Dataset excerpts
*** Block opens ***
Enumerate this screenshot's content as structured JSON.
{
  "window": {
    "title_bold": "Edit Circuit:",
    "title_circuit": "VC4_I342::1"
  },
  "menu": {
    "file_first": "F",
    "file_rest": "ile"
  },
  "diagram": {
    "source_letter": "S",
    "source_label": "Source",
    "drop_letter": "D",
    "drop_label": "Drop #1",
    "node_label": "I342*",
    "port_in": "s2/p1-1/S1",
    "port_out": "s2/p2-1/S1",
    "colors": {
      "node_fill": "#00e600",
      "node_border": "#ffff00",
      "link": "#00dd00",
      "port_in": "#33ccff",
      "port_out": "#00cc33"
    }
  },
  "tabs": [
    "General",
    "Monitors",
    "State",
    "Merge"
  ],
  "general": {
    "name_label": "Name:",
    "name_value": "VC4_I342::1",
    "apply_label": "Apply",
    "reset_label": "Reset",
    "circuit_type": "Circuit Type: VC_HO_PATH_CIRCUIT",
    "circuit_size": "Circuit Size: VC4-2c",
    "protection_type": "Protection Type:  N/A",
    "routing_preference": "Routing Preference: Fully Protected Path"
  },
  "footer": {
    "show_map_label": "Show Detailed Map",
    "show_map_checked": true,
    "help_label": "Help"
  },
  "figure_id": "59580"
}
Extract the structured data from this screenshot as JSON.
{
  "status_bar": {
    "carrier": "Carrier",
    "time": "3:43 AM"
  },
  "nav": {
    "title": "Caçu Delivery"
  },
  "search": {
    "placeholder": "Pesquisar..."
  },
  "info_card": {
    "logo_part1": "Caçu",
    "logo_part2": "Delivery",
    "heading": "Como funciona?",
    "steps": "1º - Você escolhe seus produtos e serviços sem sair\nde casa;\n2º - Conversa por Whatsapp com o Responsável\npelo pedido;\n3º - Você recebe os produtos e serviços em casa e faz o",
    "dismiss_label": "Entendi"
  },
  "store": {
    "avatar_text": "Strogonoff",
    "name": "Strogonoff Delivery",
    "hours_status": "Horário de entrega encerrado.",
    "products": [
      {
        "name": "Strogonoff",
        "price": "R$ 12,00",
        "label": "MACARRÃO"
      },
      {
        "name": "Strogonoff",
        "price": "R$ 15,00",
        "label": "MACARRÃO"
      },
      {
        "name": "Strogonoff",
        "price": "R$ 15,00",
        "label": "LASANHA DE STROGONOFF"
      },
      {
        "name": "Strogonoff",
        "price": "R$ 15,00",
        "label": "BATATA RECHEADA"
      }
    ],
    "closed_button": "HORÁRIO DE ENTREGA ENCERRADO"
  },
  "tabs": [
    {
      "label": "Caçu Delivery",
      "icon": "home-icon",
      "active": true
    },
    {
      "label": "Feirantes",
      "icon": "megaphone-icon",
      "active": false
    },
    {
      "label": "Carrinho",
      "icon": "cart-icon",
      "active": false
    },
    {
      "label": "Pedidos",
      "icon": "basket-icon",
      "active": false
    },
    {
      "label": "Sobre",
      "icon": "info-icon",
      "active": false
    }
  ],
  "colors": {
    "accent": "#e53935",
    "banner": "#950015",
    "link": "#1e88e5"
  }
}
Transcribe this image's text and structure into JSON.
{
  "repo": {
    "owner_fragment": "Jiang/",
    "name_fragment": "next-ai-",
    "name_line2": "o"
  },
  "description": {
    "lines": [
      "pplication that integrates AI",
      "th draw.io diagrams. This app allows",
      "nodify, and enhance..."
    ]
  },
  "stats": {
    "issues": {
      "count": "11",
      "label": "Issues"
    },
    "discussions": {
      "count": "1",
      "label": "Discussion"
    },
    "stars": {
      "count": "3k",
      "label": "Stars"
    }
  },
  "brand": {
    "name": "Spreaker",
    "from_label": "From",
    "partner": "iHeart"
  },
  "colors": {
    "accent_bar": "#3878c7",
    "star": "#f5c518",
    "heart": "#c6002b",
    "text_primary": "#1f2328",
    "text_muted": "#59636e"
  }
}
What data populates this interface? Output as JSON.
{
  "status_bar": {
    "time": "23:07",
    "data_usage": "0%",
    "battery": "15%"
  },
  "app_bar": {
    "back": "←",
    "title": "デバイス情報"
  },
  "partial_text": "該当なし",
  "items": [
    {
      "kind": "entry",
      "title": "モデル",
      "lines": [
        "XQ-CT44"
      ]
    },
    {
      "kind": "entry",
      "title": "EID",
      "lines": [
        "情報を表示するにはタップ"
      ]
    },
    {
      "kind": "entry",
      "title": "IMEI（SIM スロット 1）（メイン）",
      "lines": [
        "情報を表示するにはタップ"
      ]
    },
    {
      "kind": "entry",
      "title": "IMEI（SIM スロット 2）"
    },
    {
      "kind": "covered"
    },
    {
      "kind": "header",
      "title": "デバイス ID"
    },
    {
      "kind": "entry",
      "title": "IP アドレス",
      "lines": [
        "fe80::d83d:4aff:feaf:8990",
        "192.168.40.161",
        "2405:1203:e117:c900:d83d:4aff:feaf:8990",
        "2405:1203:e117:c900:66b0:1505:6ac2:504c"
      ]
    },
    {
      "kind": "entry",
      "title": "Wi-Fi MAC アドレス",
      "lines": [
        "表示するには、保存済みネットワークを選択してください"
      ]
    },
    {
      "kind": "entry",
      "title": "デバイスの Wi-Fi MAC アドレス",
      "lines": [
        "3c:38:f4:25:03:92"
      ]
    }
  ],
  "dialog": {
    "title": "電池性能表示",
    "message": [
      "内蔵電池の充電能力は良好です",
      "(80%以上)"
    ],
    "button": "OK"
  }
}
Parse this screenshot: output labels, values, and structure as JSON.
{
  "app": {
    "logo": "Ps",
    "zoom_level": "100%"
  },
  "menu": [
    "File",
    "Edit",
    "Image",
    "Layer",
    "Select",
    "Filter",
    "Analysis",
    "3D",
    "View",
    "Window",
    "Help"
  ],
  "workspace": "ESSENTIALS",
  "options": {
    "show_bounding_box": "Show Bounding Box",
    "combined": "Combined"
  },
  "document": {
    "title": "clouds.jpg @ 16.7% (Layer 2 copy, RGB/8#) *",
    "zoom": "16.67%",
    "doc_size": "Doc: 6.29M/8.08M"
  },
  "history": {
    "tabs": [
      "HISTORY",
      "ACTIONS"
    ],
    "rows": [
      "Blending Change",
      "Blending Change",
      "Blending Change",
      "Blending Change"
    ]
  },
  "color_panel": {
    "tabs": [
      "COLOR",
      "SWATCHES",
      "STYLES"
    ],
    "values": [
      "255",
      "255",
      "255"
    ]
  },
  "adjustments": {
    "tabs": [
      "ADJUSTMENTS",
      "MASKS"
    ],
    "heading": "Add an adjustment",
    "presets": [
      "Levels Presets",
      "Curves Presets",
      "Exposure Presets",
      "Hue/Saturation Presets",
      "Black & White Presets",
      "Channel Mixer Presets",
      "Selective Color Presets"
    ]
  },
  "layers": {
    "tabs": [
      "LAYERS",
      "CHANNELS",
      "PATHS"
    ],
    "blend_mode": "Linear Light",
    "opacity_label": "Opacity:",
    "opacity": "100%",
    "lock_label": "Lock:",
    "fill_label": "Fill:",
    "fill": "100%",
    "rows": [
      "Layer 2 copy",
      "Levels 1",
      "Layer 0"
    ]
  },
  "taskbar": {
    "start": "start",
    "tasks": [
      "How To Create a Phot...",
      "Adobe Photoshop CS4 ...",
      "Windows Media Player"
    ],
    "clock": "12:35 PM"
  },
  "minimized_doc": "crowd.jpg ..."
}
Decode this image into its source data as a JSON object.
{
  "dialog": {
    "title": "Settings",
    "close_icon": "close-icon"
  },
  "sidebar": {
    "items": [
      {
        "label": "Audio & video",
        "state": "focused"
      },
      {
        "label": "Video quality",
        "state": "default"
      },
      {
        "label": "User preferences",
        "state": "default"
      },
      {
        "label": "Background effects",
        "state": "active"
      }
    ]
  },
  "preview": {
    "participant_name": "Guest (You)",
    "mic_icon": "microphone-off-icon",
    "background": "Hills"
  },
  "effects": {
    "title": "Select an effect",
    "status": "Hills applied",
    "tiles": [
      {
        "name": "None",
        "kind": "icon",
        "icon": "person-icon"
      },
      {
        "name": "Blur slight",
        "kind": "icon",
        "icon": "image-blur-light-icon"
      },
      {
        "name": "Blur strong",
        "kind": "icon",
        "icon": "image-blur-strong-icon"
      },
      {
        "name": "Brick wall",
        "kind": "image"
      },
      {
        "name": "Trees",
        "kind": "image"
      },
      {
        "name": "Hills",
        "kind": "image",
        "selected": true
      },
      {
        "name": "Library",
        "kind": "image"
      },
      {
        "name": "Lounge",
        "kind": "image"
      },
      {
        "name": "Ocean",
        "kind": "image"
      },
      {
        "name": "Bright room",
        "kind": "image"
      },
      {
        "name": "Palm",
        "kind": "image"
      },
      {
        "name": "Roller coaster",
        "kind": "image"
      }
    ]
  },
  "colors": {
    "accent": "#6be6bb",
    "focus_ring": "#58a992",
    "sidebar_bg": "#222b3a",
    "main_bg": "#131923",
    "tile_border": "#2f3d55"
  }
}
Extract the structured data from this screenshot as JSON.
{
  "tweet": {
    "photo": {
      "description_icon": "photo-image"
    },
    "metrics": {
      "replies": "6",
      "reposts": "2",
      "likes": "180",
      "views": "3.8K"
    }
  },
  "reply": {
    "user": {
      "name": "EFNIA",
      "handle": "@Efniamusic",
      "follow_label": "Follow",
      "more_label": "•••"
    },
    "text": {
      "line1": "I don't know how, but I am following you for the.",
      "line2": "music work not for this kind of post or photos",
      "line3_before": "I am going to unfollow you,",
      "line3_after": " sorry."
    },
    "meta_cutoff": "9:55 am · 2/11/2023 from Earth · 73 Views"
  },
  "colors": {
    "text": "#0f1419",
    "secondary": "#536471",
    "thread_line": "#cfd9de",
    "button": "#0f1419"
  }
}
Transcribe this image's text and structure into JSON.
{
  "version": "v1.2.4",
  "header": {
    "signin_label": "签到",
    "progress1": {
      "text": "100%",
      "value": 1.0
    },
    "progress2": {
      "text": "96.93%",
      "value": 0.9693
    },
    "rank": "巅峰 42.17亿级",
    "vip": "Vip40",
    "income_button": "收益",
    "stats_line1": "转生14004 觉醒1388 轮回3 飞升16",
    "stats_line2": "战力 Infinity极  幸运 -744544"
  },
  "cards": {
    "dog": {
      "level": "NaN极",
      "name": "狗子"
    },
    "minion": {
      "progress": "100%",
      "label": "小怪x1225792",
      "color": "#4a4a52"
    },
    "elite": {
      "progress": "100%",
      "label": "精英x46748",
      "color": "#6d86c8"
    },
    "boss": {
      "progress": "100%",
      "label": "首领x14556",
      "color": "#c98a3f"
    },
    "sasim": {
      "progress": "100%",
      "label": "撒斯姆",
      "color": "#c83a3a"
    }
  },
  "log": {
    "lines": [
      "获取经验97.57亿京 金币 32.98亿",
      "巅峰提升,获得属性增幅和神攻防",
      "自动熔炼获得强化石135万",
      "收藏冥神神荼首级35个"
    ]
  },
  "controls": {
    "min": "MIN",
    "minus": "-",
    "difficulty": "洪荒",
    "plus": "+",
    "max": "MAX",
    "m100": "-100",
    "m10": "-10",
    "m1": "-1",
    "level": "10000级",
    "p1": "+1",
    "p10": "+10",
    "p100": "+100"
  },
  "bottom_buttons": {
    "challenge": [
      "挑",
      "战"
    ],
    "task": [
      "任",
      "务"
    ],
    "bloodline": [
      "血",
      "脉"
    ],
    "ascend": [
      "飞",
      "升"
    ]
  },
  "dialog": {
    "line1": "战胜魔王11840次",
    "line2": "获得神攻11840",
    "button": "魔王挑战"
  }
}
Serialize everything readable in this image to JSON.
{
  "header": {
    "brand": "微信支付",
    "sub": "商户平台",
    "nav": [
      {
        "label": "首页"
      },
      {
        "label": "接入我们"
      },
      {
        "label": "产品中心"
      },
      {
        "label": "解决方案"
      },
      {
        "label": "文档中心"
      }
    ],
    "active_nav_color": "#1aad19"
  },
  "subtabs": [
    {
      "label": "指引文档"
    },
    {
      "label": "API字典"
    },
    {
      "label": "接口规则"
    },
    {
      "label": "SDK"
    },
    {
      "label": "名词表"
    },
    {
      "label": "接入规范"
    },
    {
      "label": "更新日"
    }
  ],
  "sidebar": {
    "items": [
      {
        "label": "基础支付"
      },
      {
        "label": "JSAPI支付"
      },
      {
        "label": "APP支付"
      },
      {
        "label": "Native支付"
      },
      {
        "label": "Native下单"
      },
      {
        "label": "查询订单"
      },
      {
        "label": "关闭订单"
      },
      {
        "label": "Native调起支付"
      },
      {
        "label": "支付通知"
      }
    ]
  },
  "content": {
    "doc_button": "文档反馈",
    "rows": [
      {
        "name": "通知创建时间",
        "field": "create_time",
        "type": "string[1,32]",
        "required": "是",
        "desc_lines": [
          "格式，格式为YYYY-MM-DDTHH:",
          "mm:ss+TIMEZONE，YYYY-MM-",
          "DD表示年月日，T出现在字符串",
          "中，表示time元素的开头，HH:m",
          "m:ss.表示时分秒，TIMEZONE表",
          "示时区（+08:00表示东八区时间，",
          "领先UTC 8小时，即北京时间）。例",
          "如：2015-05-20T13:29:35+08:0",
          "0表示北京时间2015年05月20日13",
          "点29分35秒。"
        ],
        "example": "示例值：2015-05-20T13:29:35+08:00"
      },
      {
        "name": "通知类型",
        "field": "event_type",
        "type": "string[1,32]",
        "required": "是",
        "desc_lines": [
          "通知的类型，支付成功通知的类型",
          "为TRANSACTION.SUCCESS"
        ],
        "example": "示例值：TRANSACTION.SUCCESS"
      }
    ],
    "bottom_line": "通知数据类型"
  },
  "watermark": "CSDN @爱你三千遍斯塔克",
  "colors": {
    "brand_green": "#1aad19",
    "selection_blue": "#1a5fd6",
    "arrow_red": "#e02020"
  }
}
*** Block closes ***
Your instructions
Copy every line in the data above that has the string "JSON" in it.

Response
Enumerate this screenshot's content as structured JSON.
Extract the structured data from this screenshot as JSON.
Transcribe this image's text and structure into JSON.
What data populates this interface? Output as JSON.
Parse this screenshot: output labels, values, and structure as JSON.
Decode this image into its source data as a JSON object.
Extract the structured data from this screenshot as JSON.
Transcribe this image's text and structure into JSON.
Serialize everything readable in this image to JSON.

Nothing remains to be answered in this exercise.